Interface dataset entries:
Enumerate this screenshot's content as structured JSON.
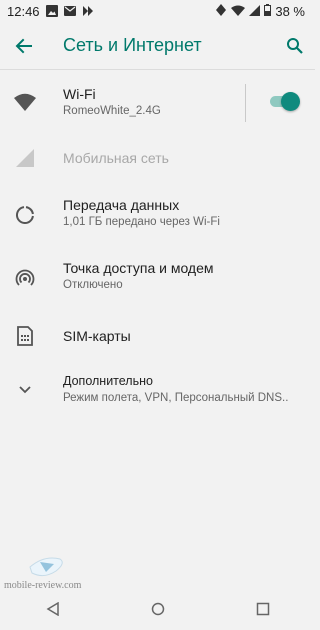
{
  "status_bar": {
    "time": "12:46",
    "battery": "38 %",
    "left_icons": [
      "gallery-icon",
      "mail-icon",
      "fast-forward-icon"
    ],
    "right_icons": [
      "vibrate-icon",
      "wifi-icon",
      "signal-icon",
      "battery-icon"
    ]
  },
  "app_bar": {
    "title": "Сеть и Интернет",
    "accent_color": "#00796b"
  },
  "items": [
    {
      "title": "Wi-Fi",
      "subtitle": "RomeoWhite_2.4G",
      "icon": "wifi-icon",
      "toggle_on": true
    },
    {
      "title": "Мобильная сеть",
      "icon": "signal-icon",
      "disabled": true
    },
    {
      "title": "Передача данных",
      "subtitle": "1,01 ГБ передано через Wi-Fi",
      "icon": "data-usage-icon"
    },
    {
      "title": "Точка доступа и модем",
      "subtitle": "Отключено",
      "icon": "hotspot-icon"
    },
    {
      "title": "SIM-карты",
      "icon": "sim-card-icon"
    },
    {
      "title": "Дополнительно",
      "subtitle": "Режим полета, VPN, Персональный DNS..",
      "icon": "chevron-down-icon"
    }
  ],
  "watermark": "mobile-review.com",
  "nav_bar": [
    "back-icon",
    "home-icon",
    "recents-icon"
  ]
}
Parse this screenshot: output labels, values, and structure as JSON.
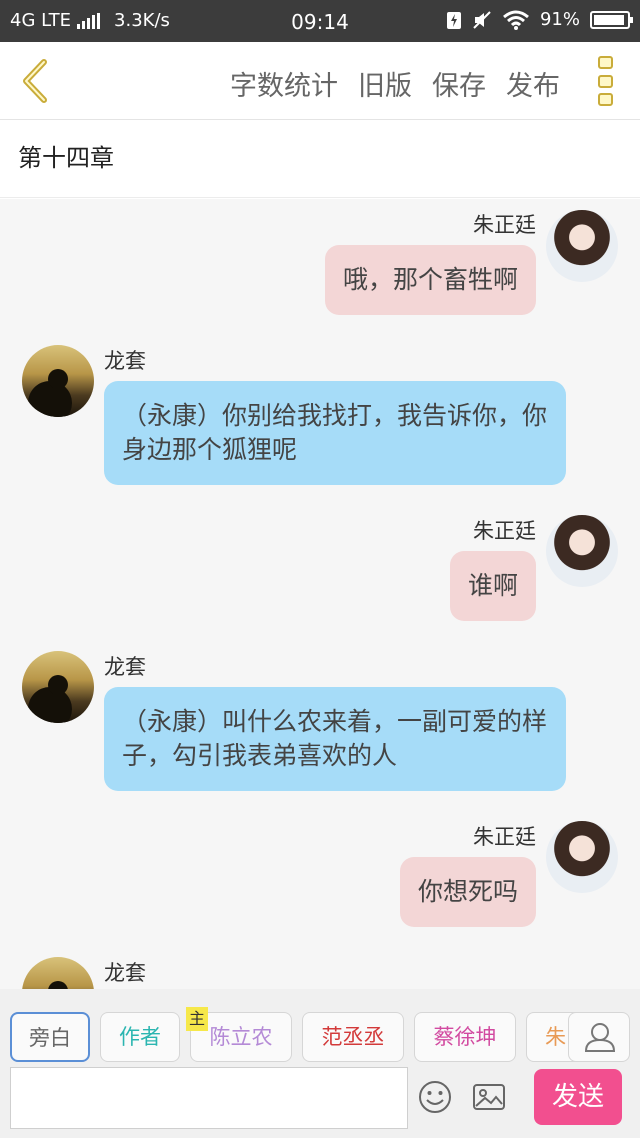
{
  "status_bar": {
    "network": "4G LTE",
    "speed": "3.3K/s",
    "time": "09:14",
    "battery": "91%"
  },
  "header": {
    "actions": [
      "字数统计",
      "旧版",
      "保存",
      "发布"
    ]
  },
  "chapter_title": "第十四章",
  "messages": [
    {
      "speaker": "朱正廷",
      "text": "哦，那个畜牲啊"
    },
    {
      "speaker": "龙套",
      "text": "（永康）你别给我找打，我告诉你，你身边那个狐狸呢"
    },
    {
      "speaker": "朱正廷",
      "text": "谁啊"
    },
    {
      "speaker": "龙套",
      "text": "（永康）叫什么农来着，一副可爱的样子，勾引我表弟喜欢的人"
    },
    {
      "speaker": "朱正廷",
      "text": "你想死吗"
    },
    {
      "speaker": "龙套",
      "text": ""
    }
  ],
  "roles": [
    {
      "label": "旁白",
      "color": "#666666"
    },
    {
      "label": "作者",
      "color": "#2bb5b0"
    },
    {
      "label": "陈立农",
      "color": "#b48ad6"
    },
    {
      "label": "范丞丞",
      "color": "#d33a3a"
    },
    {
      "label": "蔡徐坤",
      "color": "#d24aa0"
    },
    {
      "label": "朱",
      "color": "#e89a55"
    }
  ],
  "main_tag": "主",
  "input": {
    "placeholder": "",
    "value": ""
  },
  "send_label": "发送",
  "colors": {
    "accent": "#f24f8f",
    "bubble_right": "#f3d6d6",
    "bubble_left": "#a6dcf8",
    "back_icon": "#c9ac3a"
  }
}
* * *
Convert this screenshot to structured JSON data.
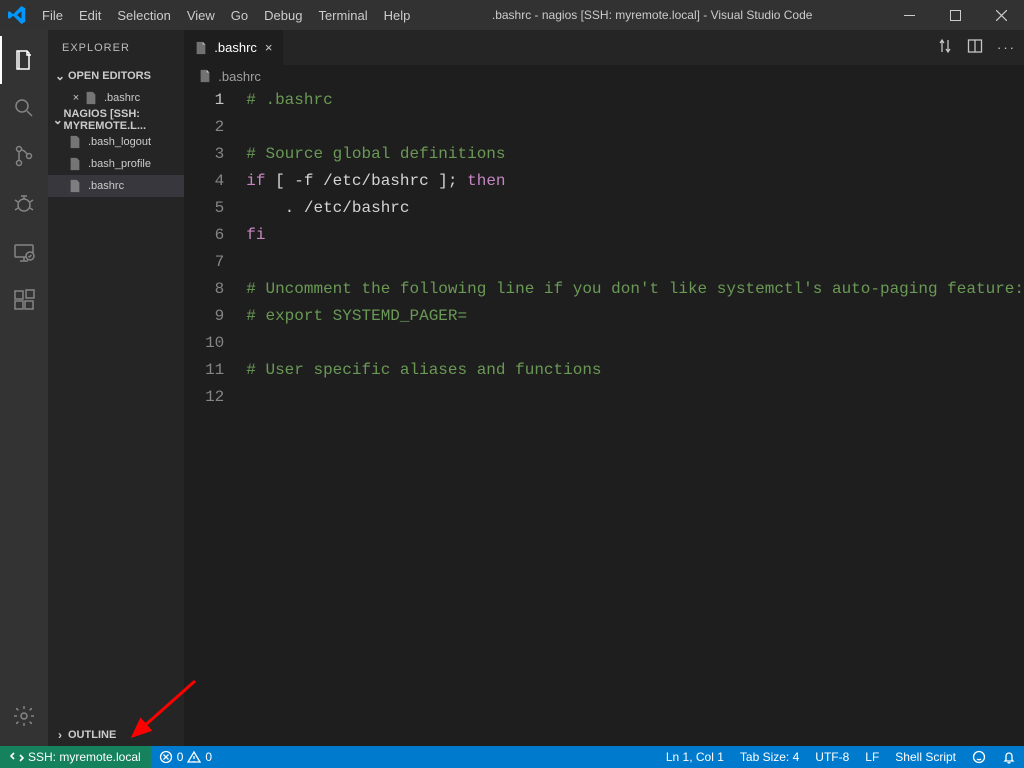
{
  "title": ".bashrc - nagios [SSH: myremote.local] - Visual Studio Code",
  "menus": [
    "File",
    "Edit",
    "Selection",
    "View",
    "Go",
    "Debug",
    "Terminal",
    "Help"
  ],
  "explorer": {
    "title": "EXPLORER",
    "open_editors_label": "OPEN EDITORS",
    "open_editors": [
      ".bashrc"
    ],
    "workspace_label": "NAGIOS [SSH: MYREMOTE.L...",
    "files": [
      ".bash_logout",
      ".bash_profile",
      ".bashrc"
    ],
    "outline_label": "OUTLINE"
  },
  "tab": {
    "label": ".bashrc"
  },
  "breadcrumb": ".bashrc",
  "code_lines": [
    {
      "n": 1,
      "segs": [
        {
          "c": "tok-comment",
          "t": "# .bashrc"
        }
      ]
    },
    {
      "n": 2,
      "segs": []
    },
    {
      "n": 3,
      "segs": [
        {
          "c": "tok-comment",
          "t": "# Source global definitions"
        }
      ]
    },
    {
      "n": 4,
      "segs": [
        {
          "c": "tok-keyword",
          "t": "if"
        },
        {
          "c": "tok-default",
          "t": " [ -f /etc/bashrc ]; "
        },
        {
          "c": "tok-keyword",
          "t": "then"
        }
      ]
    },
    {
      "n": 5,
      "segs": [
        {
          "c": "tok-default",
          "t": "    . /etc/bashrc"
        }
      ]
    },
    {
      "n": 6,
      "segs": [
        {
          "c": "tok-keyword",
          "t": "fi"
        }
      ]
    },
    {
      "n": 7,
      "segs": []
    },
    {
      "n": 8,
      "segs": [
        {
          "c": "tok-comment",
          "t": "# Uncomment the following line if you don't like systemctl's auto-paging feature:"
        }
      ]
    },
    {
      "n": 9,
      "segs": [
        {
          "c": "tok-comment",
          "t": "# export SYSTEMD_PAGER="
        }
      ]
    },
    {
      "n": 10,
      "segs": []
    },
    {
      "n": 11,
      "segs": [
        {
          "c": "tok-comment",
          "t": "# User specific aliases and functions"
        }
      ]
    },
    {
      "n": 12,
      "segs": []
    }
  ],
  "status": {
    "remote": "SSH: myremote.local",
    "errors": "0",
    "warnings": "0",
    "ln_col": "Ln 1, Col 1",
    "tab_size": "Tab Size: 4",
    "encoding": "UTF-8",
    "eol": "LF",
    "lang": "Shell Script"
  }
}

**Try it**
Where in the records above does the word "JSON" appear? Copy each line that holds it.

**Expected answer**
Enumerate this screenshot's content as structured JSON.
Parse this screenshot: output labels, values, and structure as JSON.
Convert this screenshot to structured JSON data.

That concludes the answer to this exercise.